With that in mind, make a list of your general medical needs over the course of the year. If you need to make regular specialist visits, it would be helpful to join a plan that offers low specialist co-pays. If you require specific medications on a regular basis, it would help to join a plan that covers those medications in an affordable way. If money is your main concern, look for plans with lower monthly premiums, lower deductibles, or lower coinsurance/co-payment costs.
Though Medicare Part A has no monthly premium, Part B Premiums cost $144.60 per month. This does not include things like deductibles or co-payments (Part A has a deductible of $1,408, while Part B has a deductible of $198). Please contact an insurance agent, or visit the Nebraska Department of Insurance website, which offers the Nebraska Senior Health Insurance Information programs (SHIIP), at doi.nebraska.gov. No, Medicare and Medicaid are not the same thing.
The federal government manages the federal Medicare program and offers health insurance to citizens based on their age. In special circumstances, individuals who are younger than 65 can apply for Medicare, provided that they meet certain requirements.
State governments, on the other hand, manage Medicaid and typically offer health insurance based on applicants’ income. For Nebraska, the Nebraska Department of Health and Human Services manages Medicaid through the Medicaid and Long-Term Care Program.
FAQ: Nebraska Medicare
How much is Medicare when I turn 65?
Where can I find more information on Medicare and Medicaid in Nebraska?
Are Medicare and Medicaid the same thing?
Though Medicare Part A has no monthly premium, Part B Premiums cost $144.60 per month. This does not include things like deductibles or co-payments (Part A has a deductible of $1,408, while Part B has a deductible of $198).
Please contact an insurance agent, or visit the Nebraska Department of Insurance website, which offers the Nebraska Senior Health Insurance Information programs (SHIIP), at doi.nebraska.gov.
No, Medicare and Medicaid are not the same thing. The federal government manages the federal Medicare program and offers health insurance to citizens based on their age. In special circumstances, individuals who are younger than 65 can apply for Medicare, provided that they meet certain requirements. State governments, on the other hand, manage Medicaid and typically offer health insurance based on applicants’ income. For Nebraska, the Nebraska Department of Health and Human Services manages Medicaid through the Medicaid and Long-Term Care Program.
How do I qualify for Medicaid in Nebraska?
There are a number of different circumstances that can make you eligible for Medicaid in Nebraska. You can qualify for Medicaid if you are:
- 65 years of age or older
- An individual under 65 years of age who has a disability or is visually impaired according to Social Security guidelines
- An individual 18 years of age or younger

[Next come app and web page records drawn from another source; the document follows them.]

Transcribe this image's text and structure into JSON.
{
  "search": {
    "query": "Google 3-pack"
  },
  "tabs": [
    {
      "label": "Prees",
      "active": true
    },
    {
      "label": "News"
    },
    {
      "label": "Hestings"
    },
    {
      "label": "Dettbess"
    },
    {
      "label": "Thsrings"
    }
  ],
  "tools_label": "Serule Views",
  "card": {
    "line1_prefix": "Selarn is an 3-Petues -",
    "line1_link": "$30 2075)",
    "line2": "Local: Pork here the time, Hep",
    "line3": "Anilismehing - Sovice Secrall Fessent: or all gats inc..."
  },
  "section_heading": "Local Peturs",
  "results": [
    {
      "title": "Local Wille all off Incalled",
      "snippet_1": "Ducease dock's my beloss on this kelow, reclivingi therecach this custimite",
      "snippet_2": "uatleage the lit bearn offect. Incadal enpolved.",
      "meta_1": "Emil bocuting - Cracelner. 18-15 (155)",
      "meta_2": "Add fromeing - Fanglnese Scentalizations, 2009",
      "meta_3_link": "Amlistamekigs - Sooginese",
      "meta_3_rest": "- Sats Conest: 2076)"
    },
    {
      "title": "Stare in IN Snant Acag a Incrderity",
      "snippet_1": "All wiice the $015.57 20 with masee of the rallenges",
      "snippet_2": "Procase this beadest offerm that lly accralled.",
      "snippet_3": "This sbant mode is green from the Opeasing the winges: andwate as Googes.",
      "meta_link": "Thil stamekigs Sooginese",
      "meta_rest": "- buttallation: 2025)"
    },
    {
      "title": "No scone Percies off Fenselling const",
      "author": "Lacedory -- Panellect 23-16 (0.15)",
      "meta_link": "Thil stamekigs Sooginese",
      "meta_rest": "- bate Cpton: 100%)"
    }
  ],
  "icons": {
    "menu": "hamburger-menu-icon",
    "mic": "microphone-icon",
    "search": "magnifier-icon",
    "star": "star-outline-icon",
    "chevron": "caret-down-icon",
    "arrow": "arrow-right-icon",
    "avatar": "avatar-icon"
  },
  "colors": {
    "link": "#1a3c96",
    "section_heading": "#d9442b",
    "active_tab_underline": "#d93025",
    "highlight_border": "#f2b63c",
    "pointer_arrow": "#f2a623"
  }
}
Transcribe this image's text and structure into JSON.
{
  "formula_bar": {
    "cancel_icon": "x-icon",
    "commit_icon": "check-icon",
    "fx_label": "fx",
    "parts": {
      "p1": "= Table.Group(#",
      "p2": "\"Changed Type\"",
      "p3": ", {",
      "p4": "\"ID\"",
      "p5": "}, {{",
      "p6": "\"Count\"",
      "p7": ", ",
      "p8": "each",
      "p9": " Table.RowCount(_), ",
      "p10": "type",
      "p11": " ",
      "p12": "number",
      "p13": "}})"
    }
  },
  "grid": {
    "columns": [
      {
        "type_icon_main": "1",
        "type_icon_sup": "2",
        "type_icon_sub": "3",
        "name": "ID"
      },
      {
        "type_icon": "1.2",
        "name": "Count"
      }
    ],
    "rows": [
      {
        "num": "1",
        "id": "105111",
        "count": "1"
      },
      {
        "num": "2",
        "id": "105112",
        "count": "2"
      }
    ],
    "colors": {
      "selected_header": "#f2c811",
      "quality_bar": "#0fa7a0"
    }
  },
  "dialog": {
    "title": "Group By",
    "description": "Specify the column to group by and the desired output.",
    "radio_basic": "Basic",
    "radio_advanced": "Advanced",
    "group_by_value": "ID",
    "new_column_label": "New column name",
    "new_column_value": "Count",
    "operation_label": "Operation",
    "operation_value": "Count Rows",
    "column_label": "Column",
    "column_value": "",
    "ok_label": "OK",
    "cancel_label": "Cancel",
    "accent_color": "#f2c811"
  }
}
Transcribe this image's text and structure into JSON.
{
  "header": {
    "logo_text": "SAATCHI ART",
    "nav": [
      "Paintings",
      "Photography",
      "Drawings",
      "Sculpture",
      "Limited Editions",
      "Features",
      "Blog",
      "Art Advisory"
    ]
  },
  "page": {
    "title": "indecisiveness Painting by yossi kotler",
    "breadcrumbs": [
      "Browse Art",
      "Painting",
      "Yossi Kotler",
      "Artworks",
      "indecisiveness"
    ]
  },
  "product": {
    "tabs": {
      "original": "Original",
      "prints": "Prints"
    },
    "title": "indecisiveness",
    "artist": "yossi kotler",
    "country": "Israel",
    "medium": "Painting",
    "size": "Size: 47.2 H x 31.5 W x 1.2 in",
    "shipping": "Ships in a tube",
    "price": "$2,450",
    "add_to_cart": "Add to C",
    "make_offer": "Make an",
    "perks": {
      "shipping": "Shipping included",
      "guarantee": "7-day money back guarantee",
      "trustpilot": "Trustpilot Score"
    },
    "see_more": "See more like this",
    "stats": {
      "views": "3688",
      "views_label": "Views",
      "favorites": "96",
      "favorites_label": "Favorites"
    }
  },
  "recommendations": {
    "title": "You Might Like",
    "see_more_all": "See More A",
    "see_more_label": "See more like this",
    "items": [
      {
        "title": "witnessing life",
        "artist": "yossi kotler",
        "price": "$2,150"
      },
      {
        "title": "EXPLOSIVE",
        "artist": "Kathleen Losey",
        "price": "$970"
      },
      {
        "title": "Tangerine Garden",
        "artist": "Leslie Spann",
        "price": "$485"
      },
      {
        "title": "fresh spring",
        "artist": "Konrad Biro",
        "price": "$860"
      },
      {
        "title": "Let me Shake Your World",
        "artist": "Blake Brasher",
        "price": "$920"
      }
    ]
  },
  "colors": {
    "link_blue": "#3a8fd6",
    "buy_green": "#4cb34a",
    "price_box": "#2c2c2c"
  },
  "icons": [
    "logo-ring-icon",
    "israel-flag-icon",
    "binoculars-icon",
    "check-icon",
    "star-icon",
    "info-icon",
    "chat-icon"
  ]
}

- A pregnant woman
- A parent or caretaker
- A former foster care youth
Conclusion: Compare Nebraska Medicare Plans Before You Buy
There are a lot of different options to wade through as you look for the right Medicare plan. Be sure to take stock of your medical and budgetary needs so that you can find the right plan for you. More importantly, compare different plans so that you can see the pros and cons with calm and clarity. Check out our plan comparison tool below; it’s free and easy to use!
The Easy Way to Get More Out of Medicare